→ **EXERCISE OBJECTIVE**: Although the data below contains pictures, please reproduce only its words, exactly.

(Element data from apps and pages)

== Segment start ==

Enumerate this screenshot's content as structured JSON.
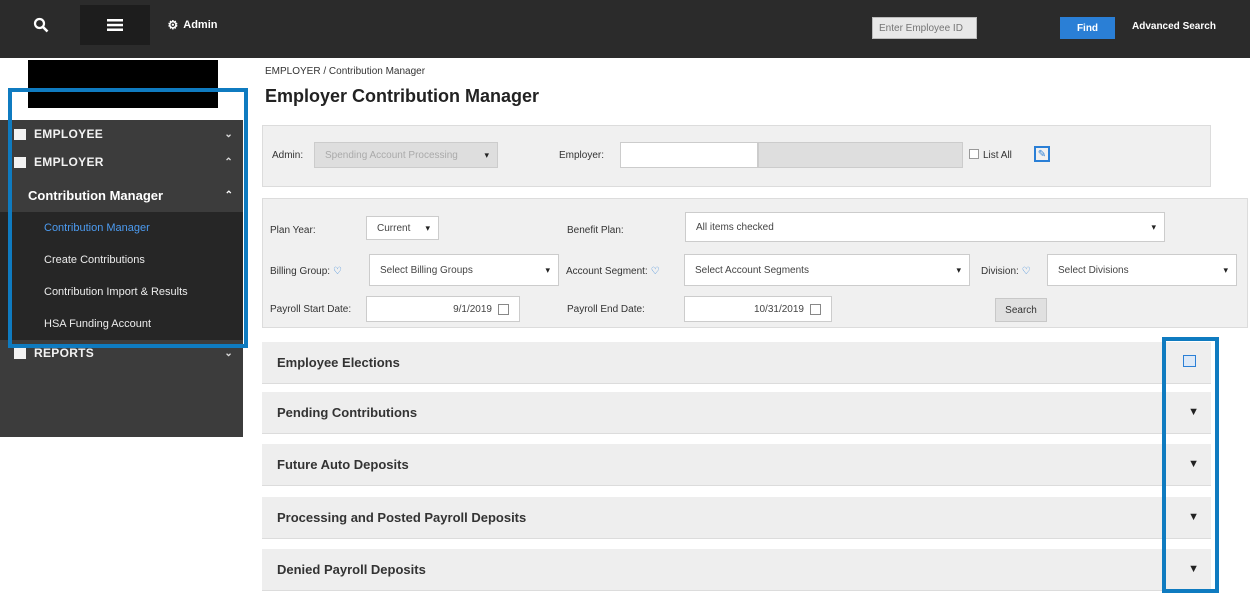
{
  "topbar": {
    "admin_label": "Admin",
    "employee_id_placeholder": "Enter Employee ID",
    "find_label": "Find",
    "advanced_search_label": "Advanced Search"
  },
  "sidebar": {
    "employee_label": "EMPLOYEE",
    "employer_label": "EMPLOYER",
    "contribution_manager_header": "Contribution Manager",
    "sub_items": [
      "Contribution Manager",
      "Create Contributions",
      "Contribution Import & Results",
      "HSA Funding Account"
    ],
    "reports_label": "REPORTS"
  },
  "main": {
    "breadcrumb": "EMPLOYER / Contribution Manager",
    "title": "Employer Contribution Manager",
    "filter1": {
      "admin_label": "Admin:",
      "admin_value": "Spending Account Processing",
      "employer_label": "Employer:",
      "list_all_label": "List All"
    },
    "filter2": {
      "plan_year_label": "Plan Year:",
      "plan_year_value": "Current",
      "benefit_plan_label": "Benefit Plan:",
      "benefit_plan_value": "All items checked",
      "billing_group_label": "Billing Group:",
      "billing_group_value": "Select Billing Groups",
      "account_segment_label": "Account Segment:",
      "account_segment_value": "Select Account Segments",
      "division_label": "Division:",
      "division_value": "Select Divisions",
      "payroll_start_label": "Payroll Start Date:",
      "payroll_start_value": "9/1/2019",
      "payroll_end_label": "Payroll End Date:",
      "payroll_end_value": "10/31/2019",
      "search_label": "Search"
    },
    "accordions": [
      "Employee Elections",
      "Pending Contributions",
      "Future Auto Deposits",
      "Processing and Posted Payroll Deposits",
      "Denied Payroll Deposits"
    ]
  }
}
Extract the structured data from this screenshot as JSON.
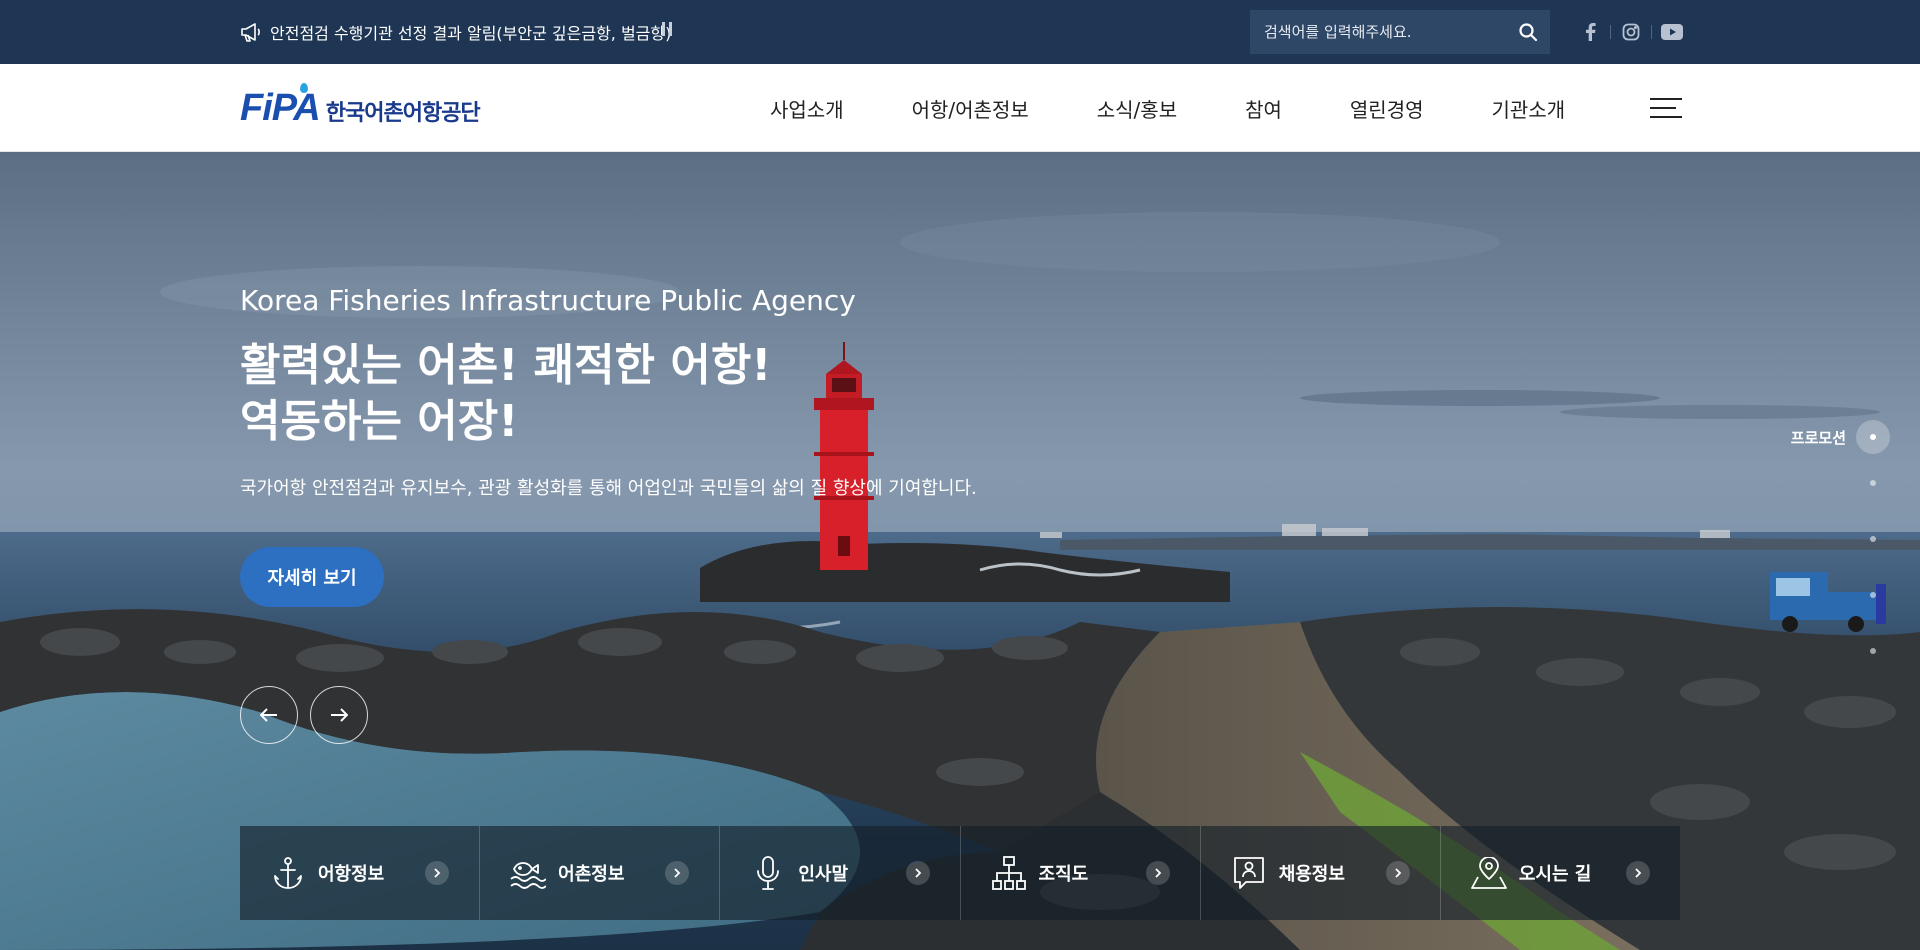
{
  "topbar": {
    "notice_text": "안전점검 수행기관 선정 결과 알림(부안군 깊은금항, 벌금항)",
    "notice_icon": "megaphone-icon",
    "pause_icon": "pause-icon",
    "search_placeholder": "검색어를 입력해주세요.",
    "search_icon": "search-icon",
    "social": [
      "facebook-icon",
      "instagram-icon",
      "youtube-icon"
    ]
  },
  "header": {
    "logo_mark": "FiPA",
    "logo_text": "한국어촌어항공단",
    "nav": [
      "사업소개",
      "어항/어촌정보",
      "소식/홍보",
      "참여",
      "열린경영",
      "기관소개"
    ],
    "menu_icon": "hamburger-icon"
  },
  "hero": {
    "agency": "Korea Fisheries Infrastructure Public Agency",
    "slogan_line1": "활력있는 어촌! 쾌적한 어항!",
    "slogan_line2": "역동하는 어장!",
    "description": "국가어항 안전점검과 유지보수, 관광 활성화를 통해 어업인과 국민들의 삶의 질 향상에 기여합니다.",
    "more_button": "자세히 보기",
    "prev_icon": "arrow-left-icon",
    "next_icon": "arrow-right-icon",
    "pager_label": "프로모션",
    "slide_count": 5,
    "active_slide": 1
  },
  "quick_links": [
    {
      "label": "어항정보",
      "icon": "anchor-icon"
    },
    {
      "label": "어촌정보",
      "icon": "fishing-village-icon"
    },
    {
      "label": "인사말",
      "icon": "microphone-icon"
    },
    {
      "label": "조직도",
      "icon": "org-chart-icon"
    },
    {
      "label": "채용정보",
      "icon": "recruit-icon"
    },
    {
      "label": "오시는 길",
      "icon": "location-pin-icon"
    }
  ],
  "colors": {
    "topbar_bg": "#1e3654",
    "search_bg": "#2f4767",
    "brand_blue": "#1a4fb0",
    "button_blue": "#2d6fc1",
    "lighthouse_red": "#d8202a"
  }
}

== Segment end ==

→ **REPLY**:
Enumerate this screenshot's content as structured JSON.
{
  "topbar": {
    "admin_label": "Admin",
    "employee_id_placeholder": "Enter Employee ID",
    "find_label": "Find",
    "advanced_search_label": "Advanced Search"
  },
  "sidebar": {
    "employee_label": "EMPLOYEE",
    "employer_label": "EMPLOYER",
    "contribution_manager_header": "Contribution Manager",
    "sub_items": [
      "Contribution Manager",
      "Create Contributions",
      "Contribution Import & Results",
      "HSA Funding Account"
    ],
    "reports_label": "REPORTS"
  },
  "main": {
    "breadcrumb": "EMPLOYER / Contribution Manager",
    "title": "Employer Contribution Manager",
    "filter1": {
      "admin_label": "Admin:",
      "admin_value": "Spending Account Processing",
      "employer_label": "Employer:",
      "list_all_label": "List All"
    },
    "filter2": {
      "plan_year_label": "Plan Year:",
      "plan_year_value": "Current",
      "benefit_plan_label": "Benefit Plan:",
      "benefit_plan_value": "All items checked",
      "billing_group_label": "Billing Group:",
      "billing_group_value": "Select Billing Groups",
      "account_segment_label": "Account Segment:",
      "account_segment_value": "Select Account Segments",
      "division_label": "Division:",
      "division_value": "Select Divisions",
      "payroll_start_label": "Payroll Start Date:",
      "payroll_start_value": "9/1/2019",
      "payroll_end_label": "Payroll End Date:",
      "payroll_end_value": "10/31/2019",
      "search_label": "Search"
    },
    "accordions": [
      "Employee Elections",
      "Pending Contributions",
      "Future Auto Deposits",
      "Processing and Posted Payroll Deposits",
      "Denied Payroll Deposits"
    ]
  }
}
Extract the structured data from this screenshot as JSON.
{
  "topbar": {
    "notice_text": "안전점검 수행기관 선정 결과 알림(부안군 깊은금항, 벌금항)",
    "notice_icon": "megaphone-icon",
    "pause_icon": "pause-icon",
    "search_placeholder": "검색어를 입력해주세요.",
    "search_icon": "search-icon",
    "social": [
      "facebook-icon",
      "instagram-icon",
      "youtube-icon"
    ]
  },
  "header": {
    "logo_mark": "FiPA",
    "logo_text": "한국어촌어항공단",
    "nav": [
      "사업소개",
      "어항/어촌정보",
      "소식/홍보",
      "참여",
      "열린경영",
      "기관소개"
    ],
    "menu_icon": "hamburger-icon"
  },
  "hero": {
    "agency": "Korea Fisheries Infrastructure Public Agency",
    "slogan_line1": "활력있는 어촌! 쾌적한 어항!",
    "slogan_line2": "역동하는 어장!",
    "description": "국가어항 안전점검과 유지보수, 관광 활성화를 통해 어업인과 국민들의 삶의 질 향상에 기여합니다.",
    "more_button": "자세히 보기",
    "prev_icon": "arrow-left-icon",
    "next_icon": "arrow-right-icon",
    "pager_label": "프로모션",
    "slide_count": 5,
    "active_slide": 1
  },
  "quick_links": [
    {
      "label": "어항정보",
      "icon": "anchor-icon"
    },
    {
      "label": "어촌정보",
      "icon": "fishing-village-icon"
    },
    {
      "label": "인사말",
      "icon": "microphone-icon"
    },
    {
      "label": "조직도",
      "icon": "org-chart-icon"
    },
    {
      "label": "채용정보",
      "icon": "recruit-icon"
    },
    {
      "label": "오시는 길",
      "icon": "location-pin-icon"
    }
  ],
  "colors": {
    "topbar_bg": "#1e3654",
    "search_bg": "#2f4767",
    "brand_blue": "#1a4fb0",
    "button_blue": "#2d6fc1",
    "lighthouse_red": "#d8202a"
  }
}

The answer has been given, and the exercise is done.